What is expected:
An exact copy of the data is required. No picture may appear in it.

Dataset extract:
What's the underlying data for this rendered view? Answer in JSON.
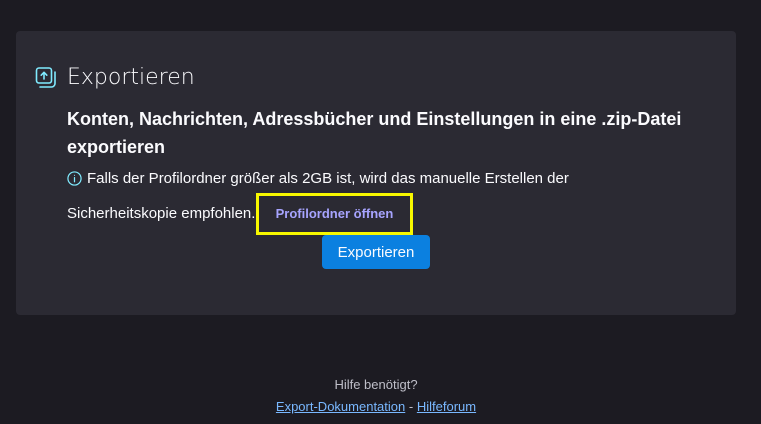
{
  "export": {
    "title": "Exportieren",
    "heading": "Konten, Nachrichten, Adressbücher und Einstellungen in eine .zip-Datei exportieren",
    "info_text": "Falls der Profilordner größer als 2GB ist, wird das manuelle Erstellen der Sicherheitskopie empfohlen.",
    "open_profile_label": "Profilordner öffnen",
    "export_button_label": "Exportieren"
  },
  "help": {
    "question": "Hilfe benötigt?",
    "documentation_link": "Export-Dokumentation",
    "separator": "-",
    "forum_link": "Hilfeforum"
  },
  "colors": {
    "background": "#1c1b22",
    "card": "#2b2a33",
    "accent_button": "#0b80e0",
    "link": "#a7a4ff",
    "help_link": "#79b8ff",
    "highlight": "#f8f800"
  },
  "icons": {
    "header": "export-upload-icon",
    "info": "info-circle-icon"
  }
}
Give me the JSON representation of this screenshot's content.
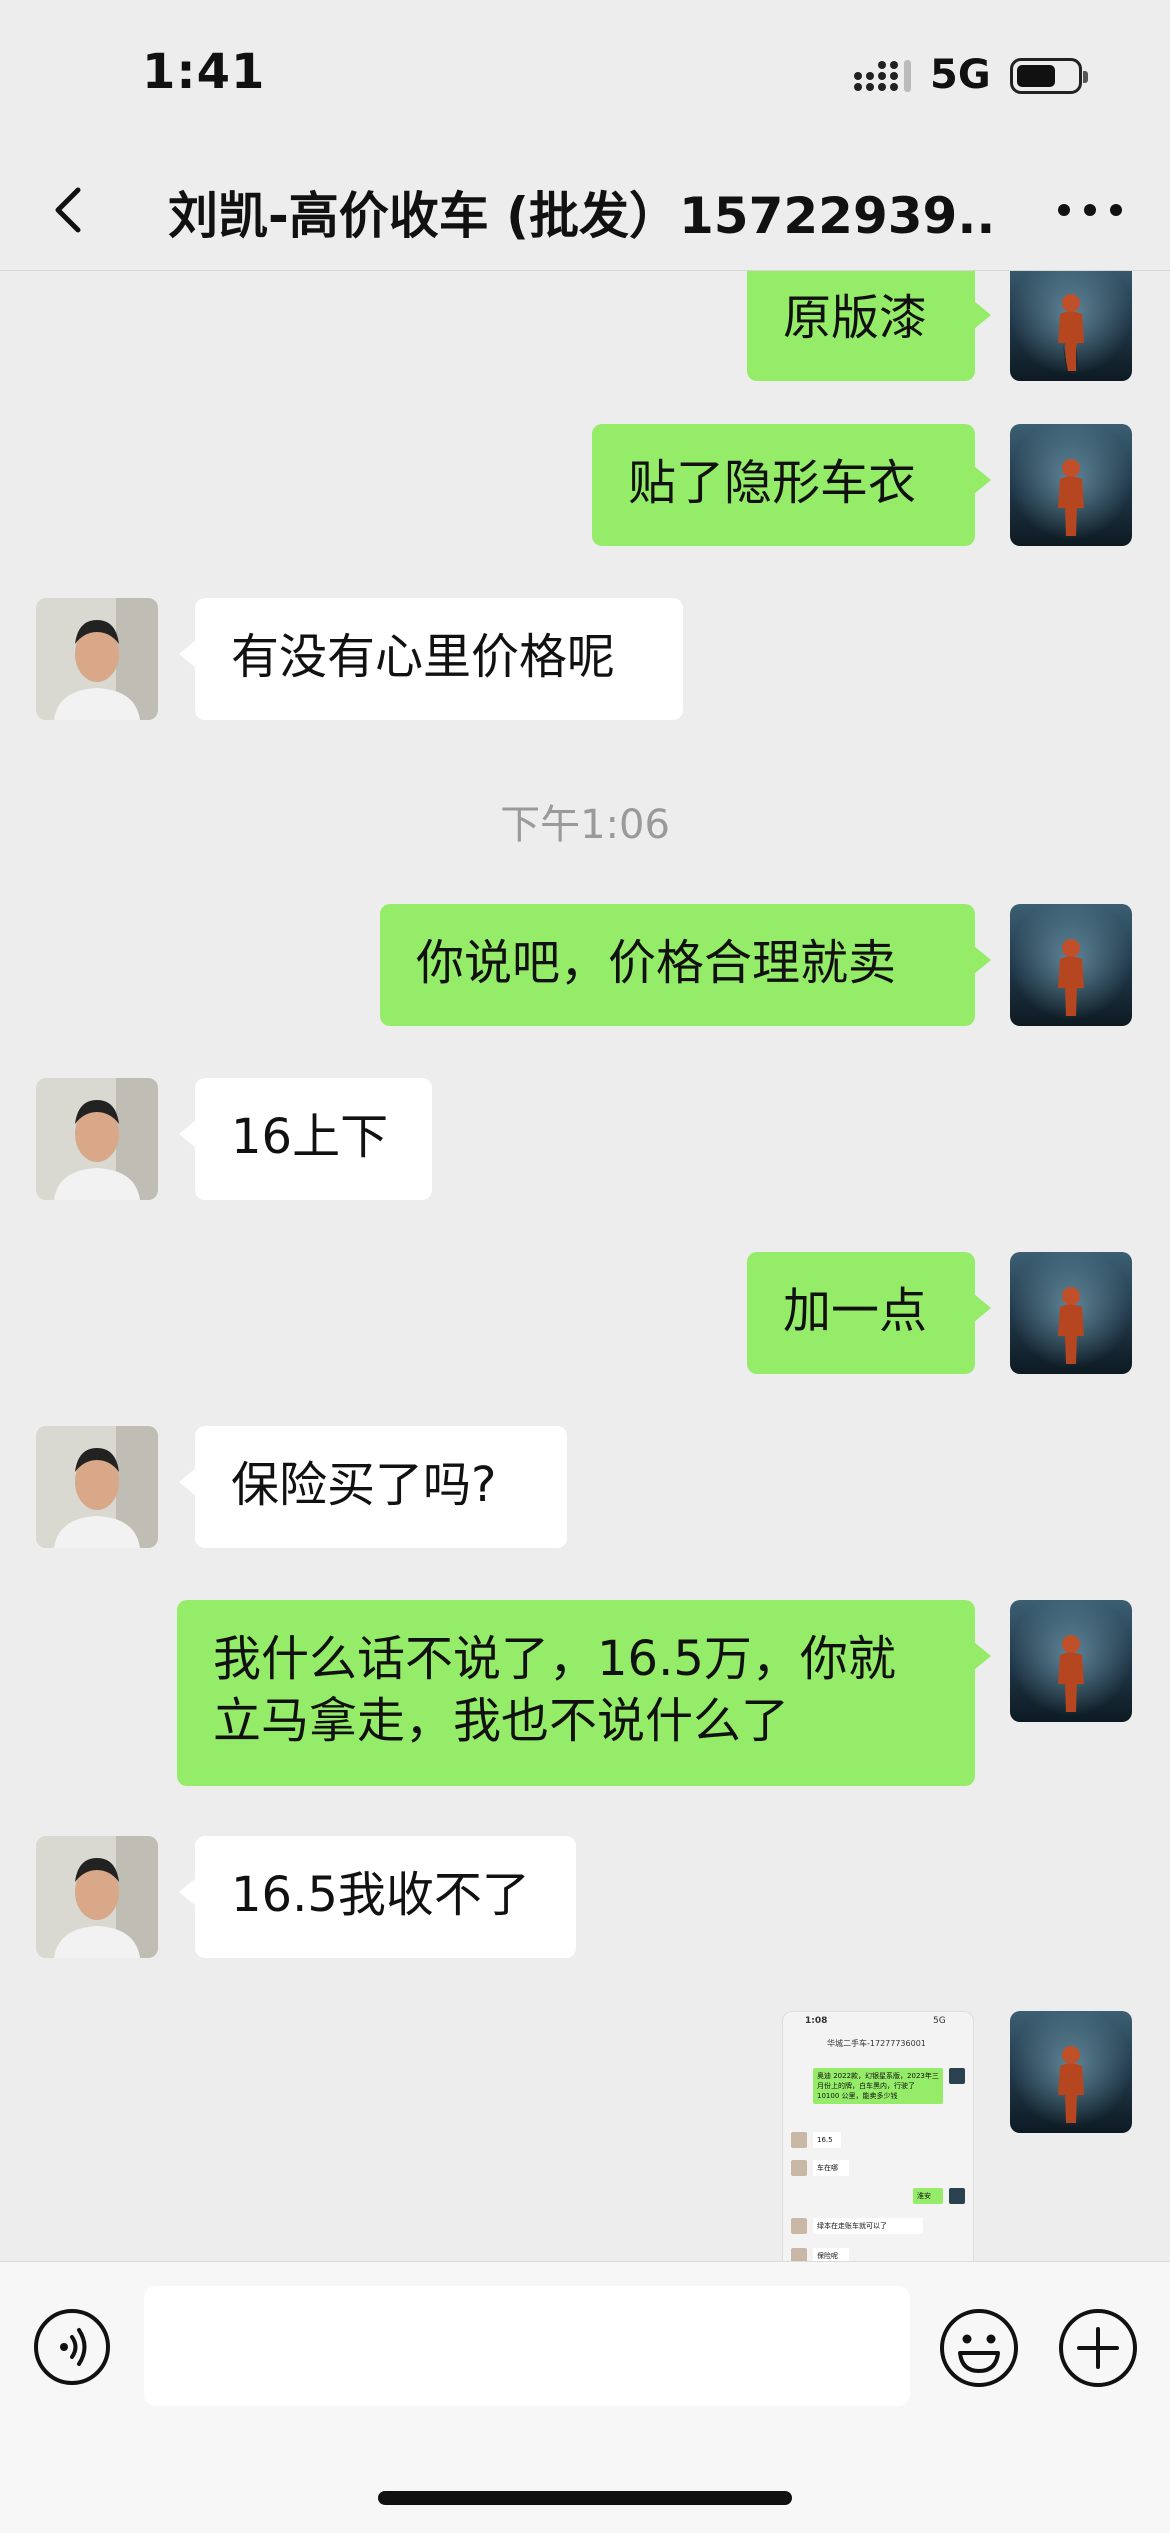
{
  "status_bar": {
    "time": "1:41",
    "network": "5G",
    "battery_level": 0.65
  },
  "nav": {
    "title": "刘凯-高价收车 (批发）15722939...",
    "back_icon": "chevron-left-icon",
    "more_icon": "more-dots-icon"
  },
  "messages": [
    {
      "from": "me",
      "text": "原版漆"
    },
    {
      "from": "me",
      "text": "贴了隐形车衣"
    },
    {
      "from": "them",
      "text": "有没有心里价格呢"
    },
    {
      "type": "timestamp",
      "text": "下午1:06"
    },
    {
      "from": "me",
      "text": "你说吧，价格合理就卖"
    },
    {
      "from": "them",
      "text": "16上下"
    },
    {
      "from": "me",
      "text": "加一点"
    },
    {
      "from": "them",
      "text": "保险买了吗?"
    },
    {
      "from": "me",
      "text": "我什么话不说了，16.5万，你就立马拿走，我也不说什么了"
    },
    {
      "from": "them",
      "text": "16.5我收不了"
    }
  ],
  "image_message": {
    "time": "1:08",
    "network": "5G",
    "title": "华城二手车-17277736001",
    "lines": [
      "奥迪 2022款，幻银星系版，2023年三月份上的牌，白车黑内，行驶了 10100 公里，能卖多少钱",
      "16.5",
      "车在哪",
      "淮安",
      "绿本在走账车就可以了",
      "保险呢"
    ]
  },
  "input_bar": {
    "voice_icon": "voice-icon",
    "emoji_icon": "emoji-icon",
    "plus_icon": "plus-icon",
    "placeholder": ""
  },
  "colors": {
    "sent_bubble": "#95ec69",
    "received_bubble": "#ffffff",
    "background": "#ededed"
  }
}
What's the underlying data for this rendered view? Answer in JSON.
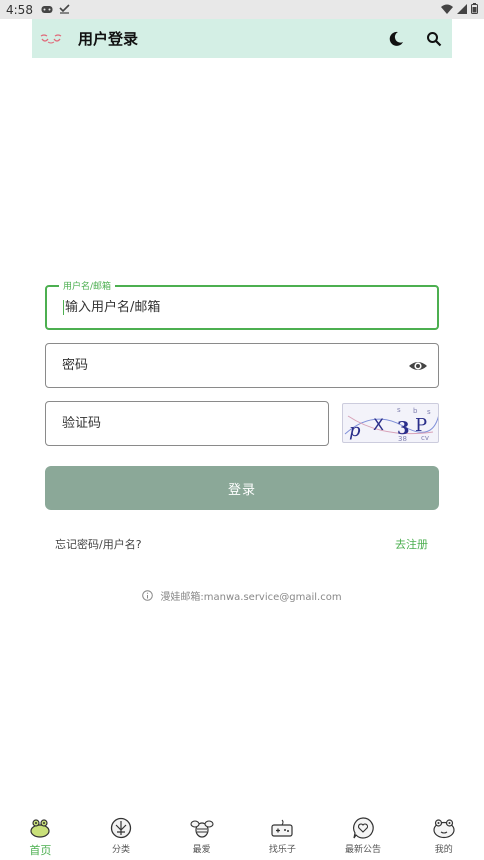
{
  "status_bar": {
    "time": "4:58",
    "icons": [
      "gamepad-icon",
      "check-icon"
    ],
    "right_icons": [
      "wifi-icon",
      "signal-icon",
      "battery-icon"
    ]
  },
  "app_bar": {
    "title": "用户登录",
    "background": "#d4efe5",
    "actions": [
      "dark-mode-icon",
      "search-icon"
    ]
  },
  "form": {
    "username": {
      "label": "用户名/邮箱",
      "placeholder": "输入用户名/邮箱"
    },
    "password": {
      "placeholder": "密码"
    },
    "captcha": {
      "placeholder": "验证码",
      "image_text": "pX3P"
    },
    "login_label": "登录",
    "accent": "#4caf50",
    "button_color": "#8ba898"
  },
  "links": {
    "forgot": "忘记密码/用户名?",
    "register": "去注册"
  },
  "info": {
    "text": "漫娃邮箱:manwa.service@gmail.com"
  },
  "bottom_nav": {
    "items": [
      {
        "label": "首页",
        "icon": "home-icon",
        "active": true
      },
      {
        "label": "分类",
        "icon": "category-icon",
        "active": false
      },
      {
        "label": "最爱",
        "icon": "favorite-icon",
        "active": false
      },
      {
        "label": "找乐子",
        "icon": "game-icon",
        "active": false
      },
      {
        "label": "最新公告",
        "icon": "announcement-icon",
        "active": false
      },
      {
        "label": "我的",
        "icon": "profile-icon",
        "active": false
      }
    ]
  }
}
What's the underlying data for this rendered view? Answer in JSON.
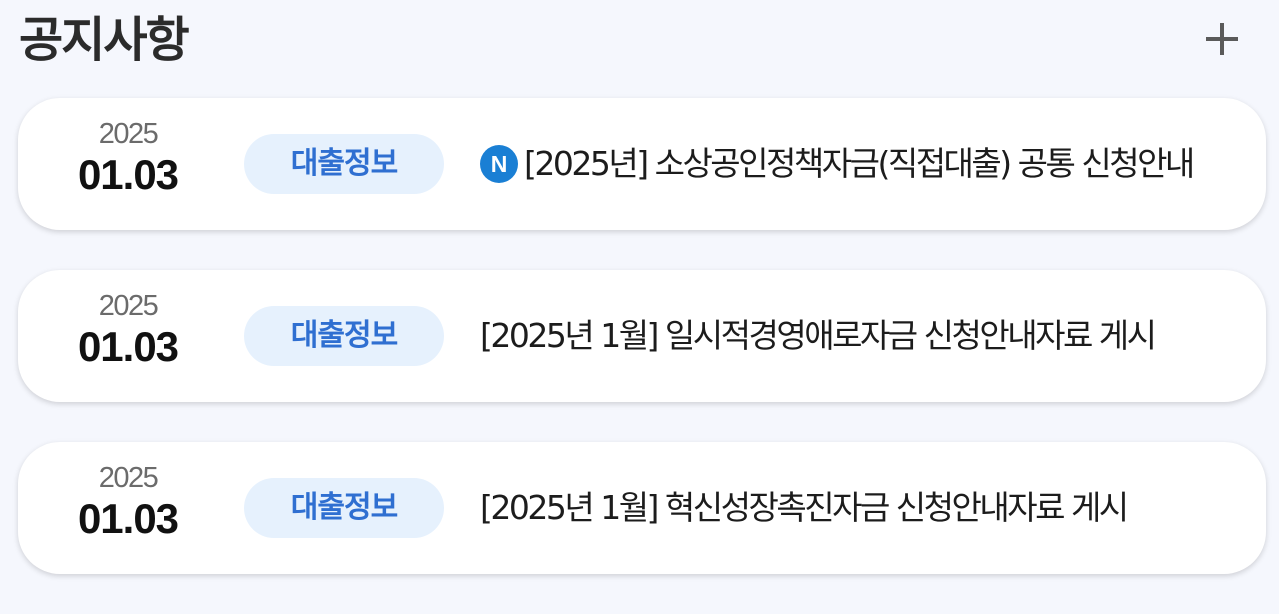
{
  "header": {
    "title": "공지사항",
    "more_icon": "plus-icon"
  },
  "notices": [
    {
      "year": "2025",
      "day": "01.03",
      "category": "대출정보",
      "is_new": true,
      "new_label": "N",
      "title": "[2025년] 소상공인정책자금(직접대출) 공통 신청안내"
    },
    {
      "year": "2025",
      "day": "01.03",
      "category": "대출정보",
      "is_new": false,
      "title": "[2025년 1월] 일시적경영애로자금 신청안내자료 게시"
    },
    {
      "year": "2025",
      "day": "01.03",
      "category": "대출정보",
      "is_new": false,
      "title": "[2025년 1월] 혁신성장촉진자금 신청안내자료 게시"
    }
  ],
  "colors": {
    "background": "#f5f7fd",
    "badge_bg": "#e6f1fd",
    "badge_text": "#2f6fd1",
    "new_badge": "#1a7fd4"
  }
}
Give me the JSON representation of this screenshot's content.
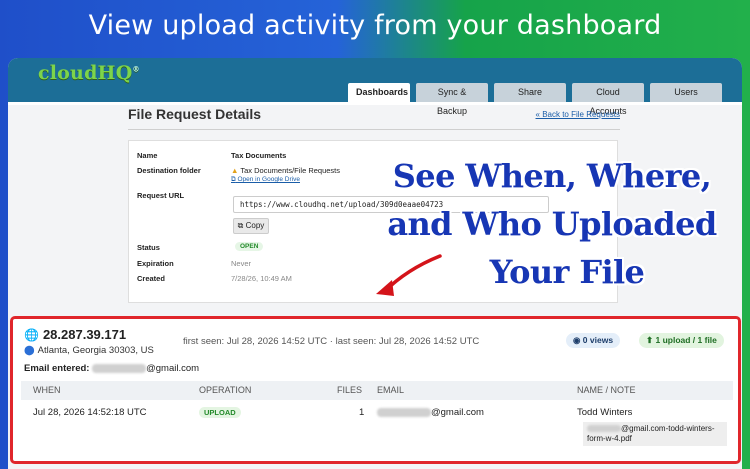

Response for this exercise:
What's the underlying data for this rendered view? Answer in JSON.
{
  "export": {
    "title": "Exportieren",
    "heading": "Konten, Nachrichten, Adressbücher und Einstellungen in eine .zip-Datei exportieren",
    "info_text": "Falls der Profilordner größer als 2GB ist, wird das manuelle Erstellen der Sicherheitskopie empfohlen.",
    "open_profile_label": "Profilordner öffnen",
    "export_button_label": "Exportieren"
  },
  "help": {
    "question": "Hilfe benötigt?",
    "documentation_link": "Export-Dokumentation",
    "separator": "-",
    "forum_link": "Hilfeforum"
  },
  "colors": {
    "background": "#1c1b22",
    "card": "#2b2a33",
    "accent_button": "#0b80e0",
    "link": "#a7a4ff",
    "help_link": "#79b8ff",
    "highlight": "#f8f800"
  },
  "icons": {
    "header": "export-upload-icon",
    "info": "info-circle-icon"
  }
}
Give me the JSON representation of this screenshot's content.
{
  "status_bar": {
    "time": "1:41",
    "network": "5G",
    "battery_level": 0.65
  },
  "nav": {
    "title": "刘凯-高价收车 (批发）15722939...",
    "back_icon": "chevron-left-icon",
    "more_icon": "more-dots-icon"
  },
  "messages": [
    {
      "from": "me",
      "text": "原版漆"
    },
    {
      "from": "me",
      "text": "贴了隐形车衣"
    },
    {
      "from": "them",
      "text": "有没有心里价格呢"
    },
    {
      "type": "timestamp",
      "text": "下午1:06"
    },
    {
      "from": "me",
      "text": "你说吧，价格合理就卖"
    },
    {
      "from": "them",
      "text": "16上下"
    },
    {
      "from": "me",
      "text": "加一点"
    },
    {
      "from": "them",
      "text": "保险买了吗?"
    },
    {
      "from": "me",
      "text": "我什么话不说了，16.5万，你就立马拿走，我也不说什么了"
    },
    {
      "from": "them",
      "text": "16.5我收不了"
    }
  ],
  "image_message": {
    "time": "1:08",
    "network": "5G",
    "title": "华城二手车-17277736001",
    "lines": [
      "奥迪 2022款，幻银星系版，2023年三月份上的牌，白车黑内，行驶了 10100 公里，能卖多少钱",
      "16.5",
      "车在哪",
      "淮安",
      "绿本在走账车就可以了",
      "保险呢"
    ]
  },
  "input_bar": {
    "voice_icon": "voice-icon",
    "emoji_icon": "emoji-icon",
    "plus_icon": "plus-icon",
    "placeholder": ""
  },
  "colors": {
    "sent_bubble": "#95ec69",
    "received_bubble": "#ffffff",
    "background": "#ededed"
  }
}
What's the underlying data for this rendered view? Answer in JSON.
{
  "status_bar": {
    "time": "4:58",
    "icons": [
      "gamepad-icon",
      "check-icon"
    ],
    "right_icons": [
      "wifi-icon",
      "signal-icon",
      "battery-icon"
    ]
  },
  "app_bar": {
    "title": "用户登录",
    "background": "#d4efe5",
    "actions": [
      "dark-mode-icon",
      "search-icon"
    ]
  },
  "form": {
    "username": {
      "label": "用户名/邮箱",
      "placeholder": "输入用户名/邮箱"
    },
    "password": {
      "placeholder": "密码"
    },
    "captcha": {
      "placeholder": "验证码",
      "image_text": "pX3P"
    },
    "login_label": "登录",
    "accent": "#4caf50",
    "button_color": "#8ba898"
  },
  "links": {
    "forgot": "忘记密码/用户名?",
    "register": "去注册"
  },
  "info": {
    "text": "漫娃邮箱:manwa.service@gmail.com"
  },
  "bottom_nav": {
    "items": [
      {
        "label": "首页",
        "icon": "home-icon",
        "active": true
      },
      {
        "label": "分类",
        "icon": "category-icon",
        "active": false
      },
      {
        "label": "最爱",
        "icon": "favorite-icon",
        "active": false
      },
      {
        "label": "找乐子",
        "icon": "game-icon",
        "active": false
      },
      {
        "label": "最新公告",
        "icon": "announcement-icon",
        "active": false
      },
      {
        "label": "我的",
        "icon": "profile-icon",
        "active": false
      }
    ]
  }
}
What's the underlying data for this rendered view? Answer in JSON.
{
  "header": {
    "title": "공지사항",
    "more_icon": "plus-icon"
  },
  "notices": [
    {
      "year": "2025",
      "day": "01.03",
      "category": "대출정보",
      "is_new": true,
      "new_label": "N",
      "title": "[2025년] 소상공인정책자금(직접대출) 공통 신청안내"
    },
    {
      "year": "2025",
      "day": "01.03",
      "category": "대출정보",
      "is_new": false,
      "title": "[2025년 1월] 일시적경영애로자금 신청안내자료 게시"
    },
    {
      "year": "2025",
      "day": "01.03",
      "category": "대출정보",
      "is_new": false,
      "title": "[2025년 1월] 혁신성장촉진자금 신청안내자료 게시"
    }
  ],
  "colors": {
    "background": "#f5f7fd",
    "badge_bg": "#e6f1fd",
    "badge_text": "#2f6fd1",
    "new_badge": "#1a7fd4"
  }
}
Give me the JSON representation of this screenshot's content.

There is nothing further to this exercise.